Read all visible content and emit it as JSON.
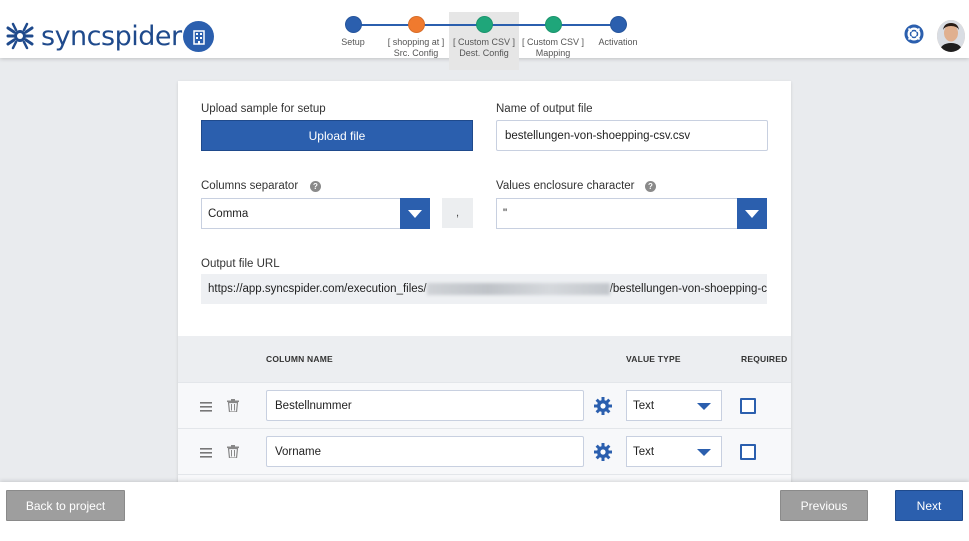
{
  "brand": {
    "name": "syncspider",
    "color": "#1f4a8c",
    "accent": "#2b5fae"
  },
  "stepper": {
    "steps": [
      {
        "label": "Setup",
        "color": "#2b5fae"
      },
      {
        "label": "[ shopping at ]\nSrc. Config",
        "color": "#f07a2e"
      },
      {
        "label": "[ Custom CSV ]\nDest. Config",
        "color": "#1fa67a",
        "active": true
      },
      {
        "label": "[ Custom CSV ]\nMapping",
        "color": "#1fa67a"
      },
      {
        "label": "Activation",
        "color": "#2b5fae"
      }
    ]
  },
  "form": {
    "upload_label": "Upload sample for setup",
    "upload_button": "Upload file",
    "output_name_label": "Name of output file",
    "output_name_value": "bestellungen-von-shoepping-csv.csv",
    "separator_label": "Columns separator",
    "separator_value": "Comma",
    "separator_preview": ",",
    "enclosure_label": "Values enclosure character",
    "enclosure_value": "\"",
    "url_label": "Output file URL",
    "url_prefix": "https://app.syncspider.com/execution_files/",
    "url_suffix": "/bestellungen-von-shoepping-c"
  },
  "table": {
    "headers": {
      "column_name": "COLUMN NAME",
      "value_type": "VALUE TYPE",
      "required": "REQUIRED"
    },
    "rows": [
      {
        "name": "Bestellnummer",
        "type": "Text",
        "required": false
      },
      {
        "name": "Vorname",
        "type": "Text",
        "required": false
      }
    ]
  },
  "footer": {
    "back": "Back to project",
    "previous": "Previous",
    "next": "Next"
  }
}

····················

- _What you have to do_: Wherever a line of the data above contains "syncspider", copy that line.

- _Written response_:
    "name": "syncspider",
    "url_prefix": "https://app.syncspider.com/execution_files/",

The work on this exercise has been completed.